Kigali—On Thursday, November 12, the United States donated more than 200 million Rwandan francs worth of medical supplies to Rwanda to protect doctors, nurses, other medical workers, and their patients from COVID-19. U.S. Ambassador Peter H. Vrooman led a handover of a portion of the supplies at Nyamata Hospital, delivering boxes of N95 and surgical masks, surgical and non-surgical gloves, and gumboots.
The new protective medical supplies were funded by the U.S. Department of Defense and handed over to the USAID Ingobyi Project, which works with the Ministry of Health in Rwandan district hospitals, health centers, and at the community level. The supplies, known collectively as Personal Protective Equipment — or PPE — are critical for Rwanda’s frontline healthcare workers to stop the spread of COVID-19. The PPE allow healthcare workers to protect themselves and their patients, including those who need routine or emergency medical care during the global COVID-19 pandemic.

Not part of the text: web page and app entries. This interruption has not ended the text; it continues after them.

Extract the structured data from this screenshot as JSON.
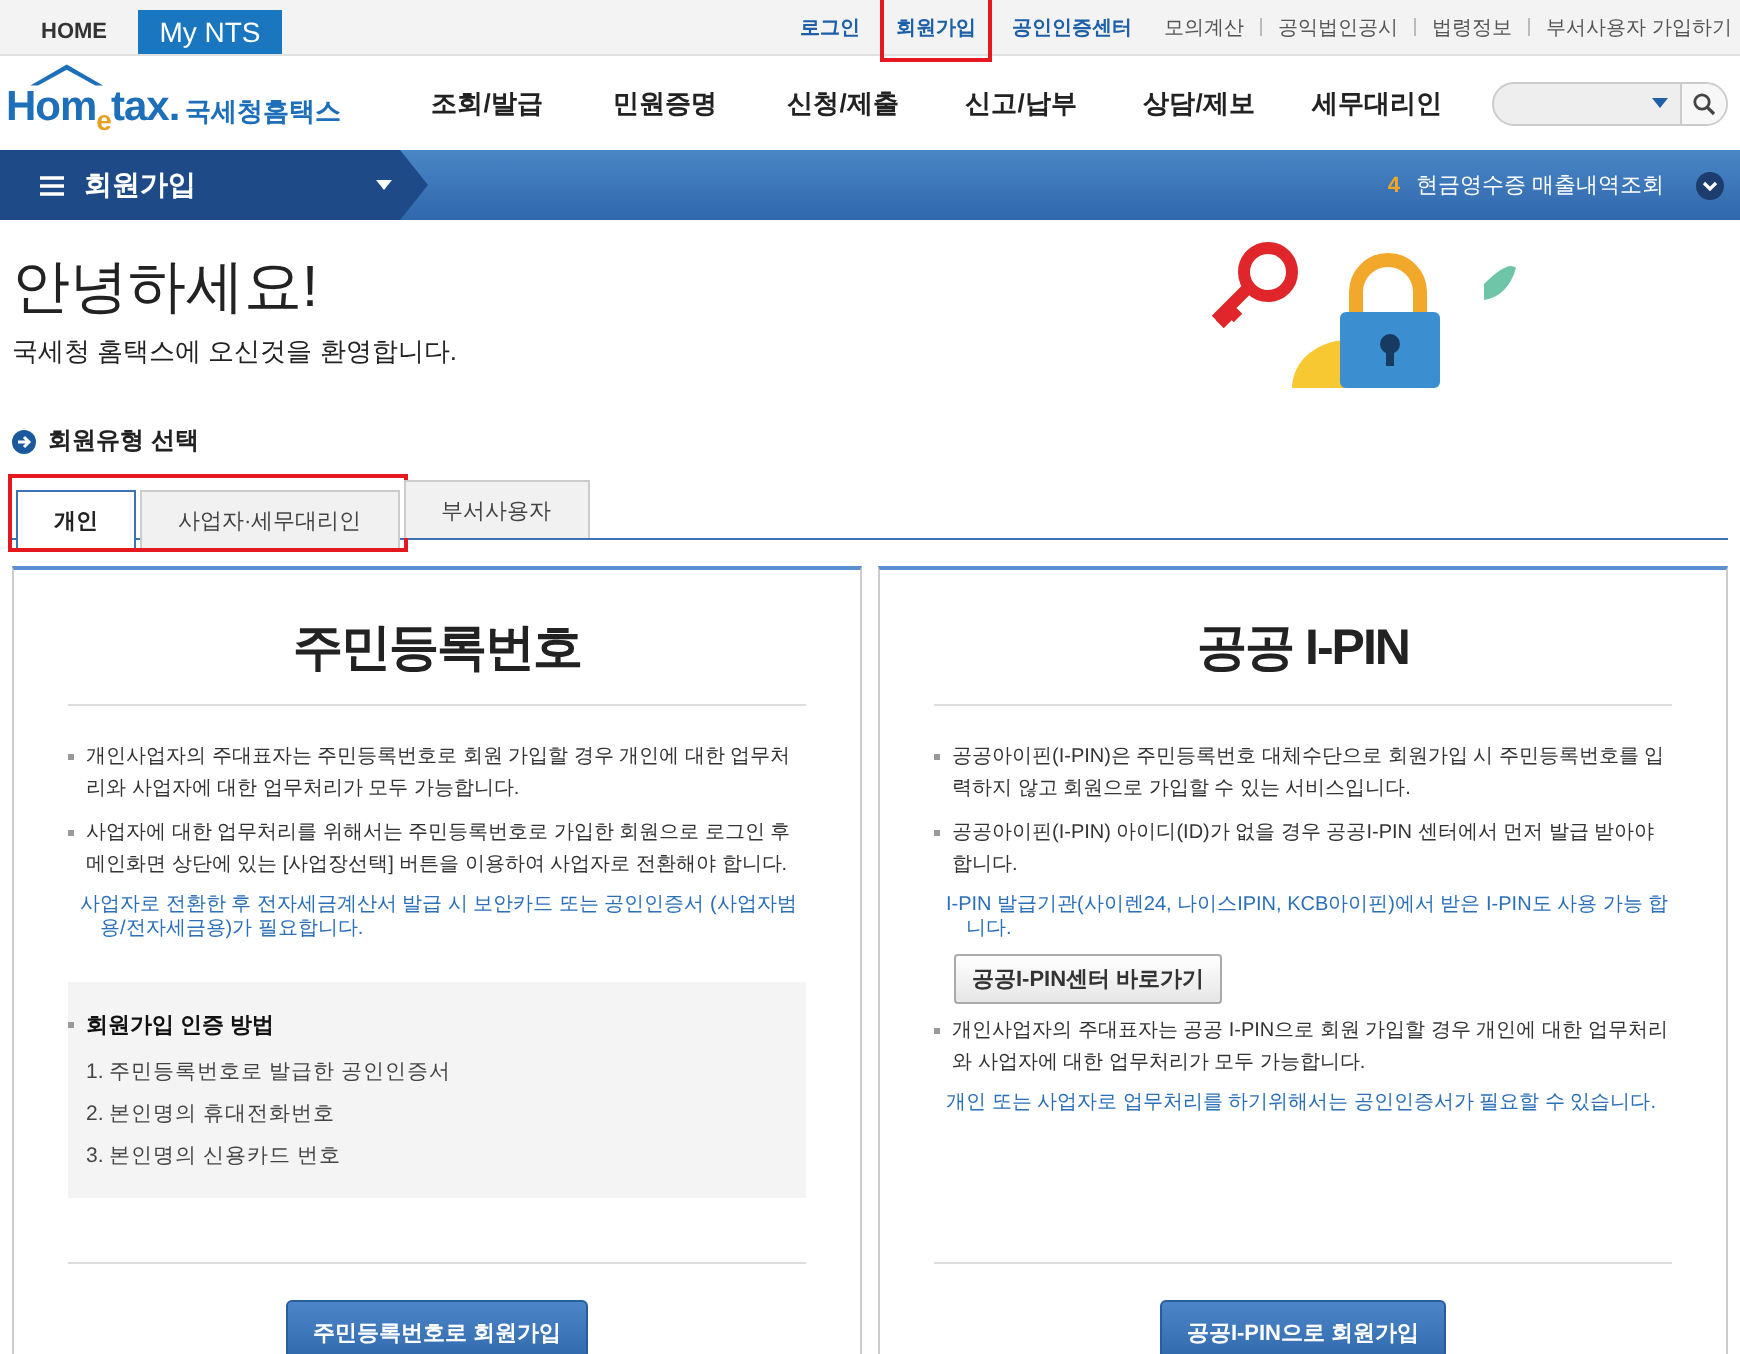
{
  "top_bar": {
    "home_tabs": [
      {
        "label": "HOME",
        "selected": false
      },
      {
        "label": "My NTS",
        "selected": true
      }
    ],
    "links": [
      {
        "label": "로그인",
        "kind": "primary",
        "highlighted": false
      },
      {
        "label": "회원가입",
        "kind": "primary",
        "highlighted": true
      },
      {
        "label": "공인인증센터",
        "kind": "primary",
        "highlighted": false
      },
      {
        "label": "모의계산",
        "kind": "secondary",
        "highlighted": false
      },
      {
        "label": "공익법인공시",
        "kind": "secondary",
        "highlighted": false
      },
      {
        "label": "법령정보",
        "kind": "secondary",
        "highlighted": false
      },
      {
        "label": "부서사용자 가입하기",
        "kind": "secondary",
        "highlighted": false
      }
    ]
  },
  "logo": {
    "wordmark": "Hom$_{e}$tax.",
    "name": "국세청홈택스"
  },
  "menu": [
    "조회/발급",
    "민원증명",
    "신청/제출",
    "신고/납부",
    "상담/제보",
    "세무대리인"
  ],
  "location_bar": {
    "title": "회원가입",
    "notice_number": "4",
    "notice": "현금영수증 매출내역조회"
  },
  "greeting": "안녕하세요!",
  "subtitle": "국세청 홈택스에 오신것을 환영합니다.",
  "section_title": "회원유형 선택",
  "tabs": [
    {
      "label": "개인",
      "selected": true,
      "highlighted": true
    },
    {
      "label": "사업자·세무대리인",
      "selected": false,
      "highlighted": true
    },
    {
      "label": "부서사용자",
      "selected": false,
      "highlighted": false
    }
  ],
  "panels": [
    {
      "title": "주민등록번호",
      "items": [
        {
          "kind": "bullet",
          "text": "개인사업자의 주대표자는 주민등록번호로 회원 가입할 경우 개인에 대한 업무처리와 사업자에 대한 업무처리가 모두 가능합니다."
        },
        {
          "kind": "bullet",
          "text": "사업자에 대한 업무처리를 위해서는 주민등록번호로 가입한 회원으로 로그인 후 메인화면 상단에 있는 [사업장선택] 버튼을 이용하여 사업자로 전환해야 합니다."
        },
        {
          "kind": "note",
          "text": "사업자로 전환한 후 전자세금계산서 발급 시 보안카드 또는 공인인증서 (사업자범용/전자세금용)가 필요합니다."
        },
        {
          "kind": "method_box",
          "heading": "회원가입 인증 방법",
          "steps": [
            "1. 주민등록번호로 발급한 공인인증서",
            "2. 본인명의 휴대전화번호",
            "3. 본인명의 신용카드 번호"
          ]
        }
      ],
      "action": "주민등록번호로 회원가입"
    },
    {
      "title": "공공 I-PIN",
      "items": [
        {
          "kind": "bullet",
          "text": "공공아이핀(I-PIN)은 주민등록번호 대체수단으로 회원가입 시 주민등록번호를 입력하지 않고 회원으로 가입할 수 있는 서비스입니다."
        },
        {
          "kind": "bullet",
          "text": "공공아이핀(I-PIN) 아이디(ID)가 없을 경우 공공I-PIN 센터에서 먼저 발급 받아야 합니다."
        },
        {
          "kind": "note",
          "text": "I-PIN 발급기관(사이렌24, 나이스IPIN, KCB아이핀)에서 받은 I-PIN도 사용 가능 합니다."
        },
        {
          "kind": "link_button",
          "text": "공공I-PIN센터 바로가기"
        },
        {
          "kind": "bullet",
          "text": "개인사업자의 주대표자는 공공 I-PIN으로 회원 가입할 경우 개인에 대한 업무처리와 사업자에 대한 업무처리가 모두 가능합니다."
        },
        {
          "kind": "note",
          "text": "개인 또는 사업자로 업무처리를 하기위해서는 공인인증서가 필요할 수 있습니다."
        }
      ],
      "action": "공공I-PIN으로 회원가입"
    }
  ]
}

The handover event took place at the Nyamata Hospital in Bugesera district, one of eight hospitals where USAID has funded isolation units designed to treat patients with highly infectious diseases like COVID-19.
Ambassador Vrooman was joined at the event by the Ministry of Health’s Director General of Clinical and Public Health Services, Dr. Zuberi Muvunyi, as well as Nyamata Hospital officials and representatives from USAID Ingobyi, USAID Rwanda, and the U.S. Department of Defense.
The donation was supported by the U.S. Department of Defense’s Overseas Humanitarian Disaster Assistance and Civic Aid (U.S. OHDACA) funding. This funding is a unique humanitarian assistance program that builds Rwanda’s Ministry of Heath effectiveness to prepare and respond to COVID-19. U.S. OHDACA funding to Rwanda demonstrates and advances the strong U.S. commitment to health in Rwanda.
Today’s U.S. donation of medical supplies is part of the more than 11 billion Rwandan Francs that the United States has contributed to the COVID-19 response in Rwanda. This support includes the construction of handwashing stations in districts across Rwanda; support for public communications to fight COVID-19; vehicles to support contact tracing; medical equipment such as 100 state-of-the-art ventilators, patient monitors, hospital beds, and intensive care units; and other medical supplies such as biohazard bags, alcohol, hand washing soap, and personal protective equipment.